#### Records for processing
───

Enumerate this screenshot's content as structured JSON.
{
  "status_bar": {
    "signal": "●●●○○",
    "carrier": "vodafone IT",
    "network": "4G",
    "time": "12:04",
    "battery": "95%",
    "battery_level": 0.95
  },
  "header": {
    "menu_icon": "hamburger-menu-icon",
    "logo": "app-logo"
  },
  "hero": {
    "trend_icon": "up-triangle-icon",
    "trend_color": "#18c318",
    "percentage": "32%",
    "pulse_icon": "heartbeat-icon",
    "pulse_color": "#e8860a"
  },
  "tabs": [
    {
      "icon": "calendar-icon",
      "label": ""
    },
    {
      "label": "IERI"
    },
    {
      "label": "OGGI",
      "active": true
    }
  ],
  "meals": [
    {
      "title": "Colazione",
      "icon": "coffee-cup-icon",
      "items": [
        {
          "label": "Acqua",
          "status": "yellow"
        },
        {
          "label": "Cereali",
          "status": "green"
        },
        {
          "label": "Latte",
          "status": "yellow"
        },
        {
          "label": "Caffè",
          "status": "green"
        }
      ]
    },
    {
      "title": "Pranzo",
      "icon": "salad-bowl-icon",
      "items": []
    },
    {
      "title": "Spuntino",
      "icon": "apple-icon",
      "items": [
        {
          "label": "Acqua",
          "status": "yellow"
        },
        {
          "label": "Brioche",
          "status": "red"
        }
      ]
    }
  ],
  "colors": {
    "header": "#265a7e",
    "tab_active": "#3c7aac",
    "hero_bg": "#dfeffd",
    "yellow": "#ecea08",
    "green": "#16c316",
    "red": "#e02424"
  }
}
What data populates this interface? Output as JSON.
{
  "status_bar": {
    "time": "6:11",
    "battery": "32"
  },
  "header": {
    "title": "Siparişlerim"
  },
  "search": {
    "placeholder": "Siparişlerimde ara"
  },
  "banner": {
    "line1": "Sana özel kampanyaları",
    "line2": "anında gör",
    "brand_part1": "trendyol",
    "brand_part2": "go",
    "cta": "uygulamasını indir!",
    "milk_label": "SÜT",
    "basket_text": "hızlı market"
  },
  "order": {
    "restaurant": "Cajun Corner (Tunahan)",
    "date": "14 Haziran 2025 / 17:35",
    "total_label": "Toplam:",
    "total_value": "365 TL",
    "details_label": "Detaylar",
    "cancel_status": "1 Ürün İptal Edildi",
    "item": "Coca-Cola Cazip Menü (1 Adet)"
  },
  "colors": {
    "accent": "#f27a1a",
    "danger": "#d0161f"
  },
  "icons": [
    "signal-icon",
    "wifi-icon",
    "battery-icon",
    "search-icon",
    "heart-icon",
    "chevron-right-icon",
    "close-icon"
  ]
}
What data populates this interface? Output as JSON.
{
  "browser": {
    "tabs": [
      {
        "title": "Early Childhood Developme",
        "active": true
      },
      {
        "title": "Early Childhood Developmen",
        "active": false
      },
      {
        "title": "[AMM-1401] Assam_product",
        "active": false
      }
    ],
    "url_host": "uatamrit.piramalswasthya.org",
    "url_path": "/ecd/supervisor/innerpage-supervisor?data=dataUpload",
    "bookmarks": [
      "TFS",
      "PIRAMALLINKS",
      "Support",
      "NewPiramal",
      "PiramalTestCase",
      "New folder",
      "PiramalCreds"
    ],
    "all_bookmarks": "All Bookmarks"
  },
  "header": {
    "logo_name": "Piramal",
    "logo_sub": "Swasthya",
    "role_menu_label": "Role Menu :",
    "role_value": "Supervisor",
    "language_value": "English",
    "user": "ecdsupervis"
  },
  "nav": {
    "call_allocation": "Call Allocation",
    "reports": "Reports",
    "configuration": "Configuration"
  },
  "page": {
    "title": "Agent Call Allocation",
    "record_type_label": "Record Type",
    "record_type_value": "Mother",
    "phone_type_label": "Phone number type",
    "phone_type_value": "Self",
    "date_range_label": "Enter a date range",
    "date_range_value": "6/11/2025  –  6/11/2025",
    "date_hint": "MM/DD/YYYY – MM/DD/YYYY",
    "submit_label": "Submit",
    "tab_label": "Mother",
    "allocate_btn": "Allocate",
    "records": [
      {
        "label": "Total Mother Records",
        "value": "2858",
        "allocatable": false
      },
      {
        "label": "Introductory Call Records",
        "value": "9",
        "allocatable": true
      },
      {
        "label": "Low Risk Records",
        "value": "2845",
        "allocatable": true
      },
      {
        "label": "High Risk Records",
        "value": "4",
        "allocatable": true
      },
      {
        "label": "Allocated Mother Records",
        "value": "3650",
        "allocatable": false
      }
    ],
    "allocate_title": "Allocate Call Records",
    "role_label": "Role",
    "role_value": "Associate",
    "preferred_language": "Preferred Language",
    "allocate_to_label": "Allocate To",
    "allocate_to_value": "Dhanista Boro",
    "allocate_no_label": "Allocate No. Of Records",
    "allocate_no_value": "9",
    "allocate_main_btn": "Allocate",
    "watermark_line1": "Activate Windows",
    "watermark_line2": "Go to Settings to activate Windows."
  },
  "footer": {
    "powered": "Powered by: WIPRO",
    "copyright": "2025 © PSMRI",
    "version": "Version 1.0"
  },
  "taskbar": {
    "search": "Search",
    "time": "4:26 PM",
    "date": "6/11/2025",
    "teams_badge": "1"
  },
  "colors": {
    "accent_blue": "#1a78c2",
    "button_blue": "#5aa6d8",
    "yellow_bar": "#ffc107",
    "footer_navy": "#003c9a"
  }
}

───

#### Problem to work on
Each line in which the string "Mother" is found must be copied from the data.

#### Exercise solution
    "record_type_value": "Mother",
    "tab_label": "Mother",
        "label": "Total Mother Records",
        "label": "Allocated Mother Records",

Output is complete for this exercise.